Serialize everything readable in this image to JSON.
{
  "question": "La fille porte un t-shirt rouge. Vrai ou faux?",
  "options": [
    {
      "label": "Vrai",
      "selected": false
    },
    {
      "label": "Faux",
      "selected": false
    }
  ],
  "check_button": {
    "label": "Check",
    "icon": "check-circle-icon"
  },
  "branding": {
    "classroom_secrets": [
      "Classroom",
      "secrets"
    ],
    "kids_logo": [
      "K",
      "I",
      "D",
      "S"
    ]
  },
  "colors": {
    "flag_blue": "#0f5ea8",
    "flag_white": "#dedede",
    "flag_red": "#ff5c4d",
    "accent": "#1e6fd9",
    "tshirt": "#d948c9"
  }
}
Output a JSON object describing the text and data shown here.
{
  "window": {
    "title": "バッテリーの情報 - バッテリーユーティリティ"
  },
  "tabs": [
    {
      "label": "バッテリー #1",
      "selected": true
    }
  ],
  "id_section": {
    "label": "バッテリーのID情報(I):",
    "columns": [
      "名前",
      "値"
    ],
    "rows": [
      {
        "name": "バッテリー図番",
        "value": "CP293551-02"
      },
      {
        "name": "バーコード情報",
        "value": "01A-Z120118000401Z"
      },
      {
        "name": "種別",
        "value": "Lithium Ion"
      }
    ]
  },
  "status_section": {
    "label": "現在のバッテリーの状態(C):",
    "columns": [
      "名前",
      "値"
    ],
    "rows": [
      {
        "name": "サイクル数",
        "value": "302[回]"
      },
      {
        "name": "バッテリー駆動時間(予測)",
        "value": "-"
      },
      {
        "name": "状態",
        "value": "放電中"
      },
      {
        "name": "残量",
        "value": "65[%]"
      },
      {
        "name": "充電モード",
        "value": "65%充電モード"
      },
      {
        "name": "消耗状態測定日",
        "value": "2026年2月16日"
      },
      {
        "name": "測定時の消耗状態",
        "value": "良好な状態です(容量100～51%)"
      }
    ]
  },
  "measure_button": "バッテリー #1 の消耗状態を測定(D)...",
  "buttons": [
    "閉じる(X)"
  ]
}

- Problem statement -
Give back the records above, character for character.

- Output below -
Serialize everything readable in this image to JSON.
{
  "question": "La fille porte un t-shirt rouge. Vrai ou faux?",
  "options": [
    {
      "label": "Vrai",
      "selected": false
    },
    {
      "label": "Faux",
      "selected": false
    }
  ],
  "check_button": {
    "label": "Check",
    "icon": "check-circle-icon"
  },
  "branding": {
    "classroom_secrets": [
      "Classroom",
      "secrets"
    ],
    "kids_logo": [
      "K",
      "I",
      "D",
      "S"
    ]
  },
  "colors": {
    "flag_blue": "#0f5ea8",
    "flag_white": "#dedede",
    "flag_red": "#ff5c4d",
    "accent": "#1e6fd9",
    "tshirt": "#d948c9"
  }
}
Output a JSON object describing the text and data shown here.
{
  "window": {
    "title": "バッテリーの情報 - バッテリーユーティリティ"
  },
  "tabs": [
    {
      "label": "バッテリー #1",
      "selected": true
    }
  ],
  "id_section": {
    "label": "バッテリーのID情報(I):",
    "columns": [
      "名前",
      "値"
    ],
    "rows": [
      {
        "name": "バッテリー図番",
        "value": "CP293551-02"
      },
      {
        "name": "バーコード情報",
        "value": "01A-Z120118000401Z"
      },
      {
        "name": "種別",
        "value": "Lithium Ion"
      }
    ]
  },
  "status_section": {
    "label": "現在のバッテリーの状態(C):",
    "columns": [
      "名前",
      "値"
    ],
    "rows": [
      {
        "name": "サイクル数",
        "value": "302[回]"
      },
      {
        "name": "バッテリー駆動時間(予測)",
        "value": "-"
      },
      {
        "name": "状態",
        "value": "放電中"
      },
      {
        "name": "残量",
        "value": "65[%]"
      },
      {
        "name": "充電モード",
        "value": "65%充電モード"
      },
      {
        "name": "消耗状態測定日",
        "value": "2026年2月16日"
      },
      {
        "name": "測定時の消耗状態",
        "value": "良好な状態です(容量100～51%)"
      }
    ]
  },
  "measure_button": "バッテリー #1 の消耗状態を測定(D)...",
  "buttons": [
    "閉じる(X)"
  ]
}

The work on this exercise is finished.